A scheme which could lead to 150 homes being warmed using heat from an old mine has been given £6.5m of EU funds.
Underground water in the former Caerau colliery near Maesteg has been naturally heated by the earth, and now Bridgend County Borough Council is investigating how to extract the heat to warm homes using a network of pipes.
The scheme will be the first of its kind in the UK and would use existing radiators to heat homes without mine-water ever entering properties
Lesley Griffiths, Welsh Government cabinet secretary for energy, planning and rural affairs, said: “Our ambition is for our nation to be a world leader in pioneering low carbon energy. This is a cutting-edge model of generating a clean source of renewable energy, drawing on the legacy of our coal mining heritage.
“It will not only attract further investment to the area, but also addresses fuel poverty by cutting energy bills and has the potential to be rolled out to Wales and beyond.
“This EU-funded scheme will also create jobs both within the initial construction period and the ongoing supply chain, as well as offering training and educational opportunities in a very innovative area.”
The findings of a study to determine if the water is warm enough is expected in February.
The British Geological Survey has been testing the temperature, chemistry and volume of the mining-water, with the temperature expected to be around 20.6 degrees celsius – warm enough for the scheme to be a success.

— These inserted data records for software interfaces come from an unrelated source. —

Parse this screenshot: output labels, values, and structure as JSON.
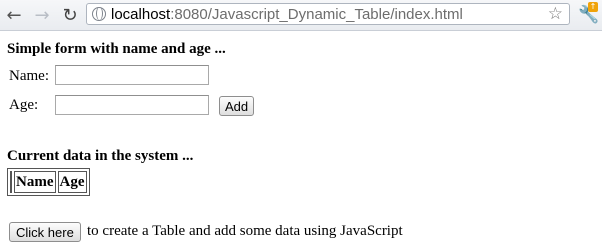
{
  "browser": {
    "url_host": "localhost",
    "url_rest": ":8080/Javascript_Dynamic_Table/index.html"
  },
  "form": {
    "heading": "Simple form with name and age ...",
    "name_label": "Name:",
    "name_value": "",
    "age_label": "Age:",
    "age_value": "",
    "add_button": "Add"
  },
  "data_section": {
    "heading": "Current data in the system ...",
    "columns": [
      "",
      "Name",
      "Age"
    ]
  },
  "footer": {
    "button": "Click here",
    "text": "to create a Table and add some data using JavaScript"
  }
}
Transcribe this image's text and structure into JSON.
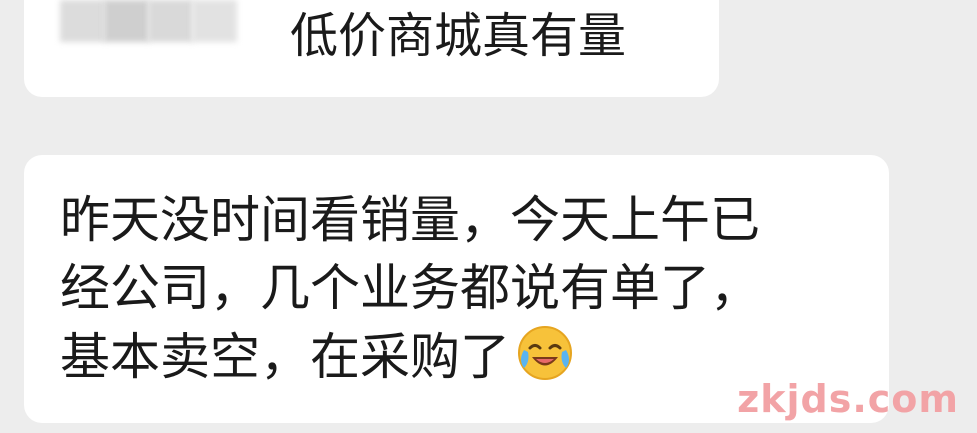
{
  "chat": {
    "top_message": {
      "text": "低价商城真有量"
    },
    "main_message": {
      "line1": "昨天没时间看销量，今天上午已",
      "line2": "经公司，几个业务都说有单了，",
      "line3": "基本卖空，在采购了",
      "emoji_icon": "loudly-crying-laughing-face-icon"
    }
  },
  "watermark": {
    "text": "zkjds.com",
    "color": "#f2a3a6"
  },
  "colors": {
    "background": "#ededed",
    "bubble": "#ffffff",
    "text": "#1a1a1a"
  }
}
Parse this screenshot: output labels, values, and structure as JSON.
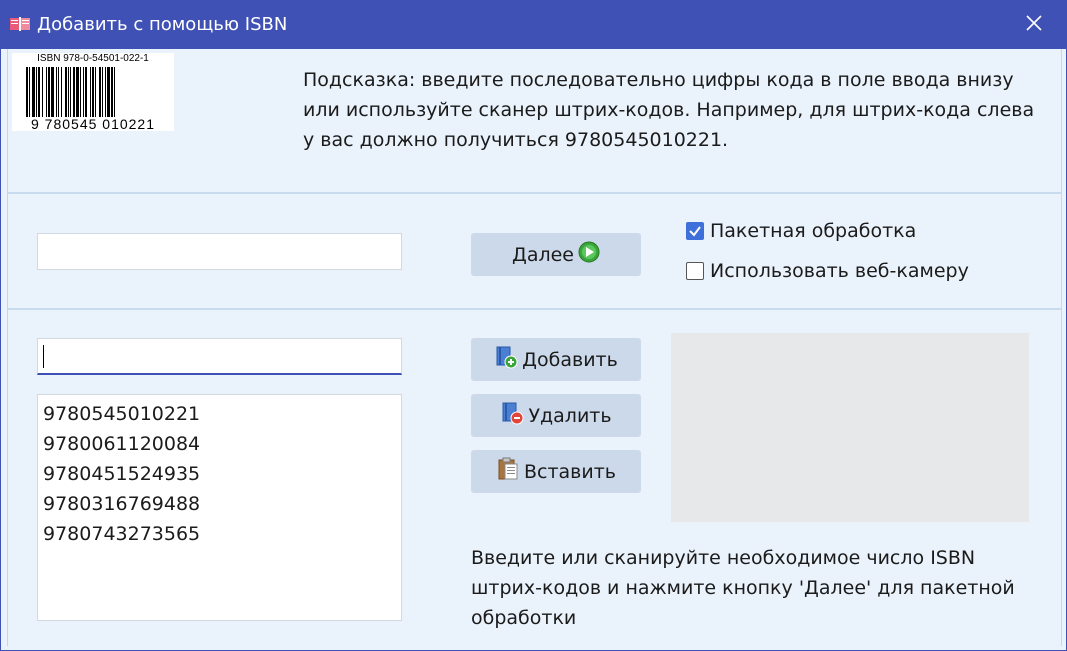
{
  "window": {
    "title": "Добавить с помощью ISBN",
    "accent_color": "#3f51b5",
    "close_icon": "close-icon",
    "app_icon": "books-icon"
  },
  "barcode": {
    "top_text": "ISBN 978-0-54501-022-1",
    "digits": "9 780545 010221"
  },
  "hint": {
    "text": "Подсказка: введите последовательно цифры кода в поле ввода внизу или используйте сканер штрих-кодов. Например, для штрих-кода слева у вас должно получиться 9780545010221."
  },
  "top_section": {
    "isbn_input_value": "",
    "next_button_label": "Далее",
    "next_icon": "play-circle-icon",
    "batch_checkbox": {
      "label": "Пакетная обработка",
      "checked": true
    },
    "webcam_checkbox": {
      "label": "Использовать веб-камеру",
      "checked": false
    }
  },
  "batch_section": {
    "batch_input_value": "",
    "isbn_list": [
      "9780545010221",
      "9780061120084",
      "9780451524935",
      "9780316769488",
      "9780743273565"
    ],
    "add_button_label": "Добавить",
    "add_icon": "book-add-icon",
    "delete_button_label": "Удалить",
    "delete_icon": "book-remove-icon",
    "paste_button_label": "Вставить",
    "paste_icon": "clipboard-icon",
    "info_text": "Введите или сканируйте необходимое число ISBN штрих-кодов и нажмите кнопку 'Далее' для пакетной обработки"
  }
}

Richard Young, the council’s cabinet member for communities, said: “The volume of water and its temperature makes the scheme possible and now we have been awarded £6.5m of EU funds from the Welsh Government, the next phase is to work through the full scope of the scheme and put everything in place to deliver a trailblazing project for the Llynfi Valley.
“It will also act as a catalyst for other energy project investments, possibly through the City Deal and other investment.”
While the initial heat network will involve 150 properties, and the nearby school and church, there may be potential for the scheme to eventually warm up to a thousand local homes.
The remaining funds for the £9.4m scheme will be made up by the UK Government, Energy Systems Catapult and Bridgend County Borough Council. Other partners include: BGS, Kensa, Egnida, Specific, Carreg Las, Natural Resources Wales and The Coal Authority.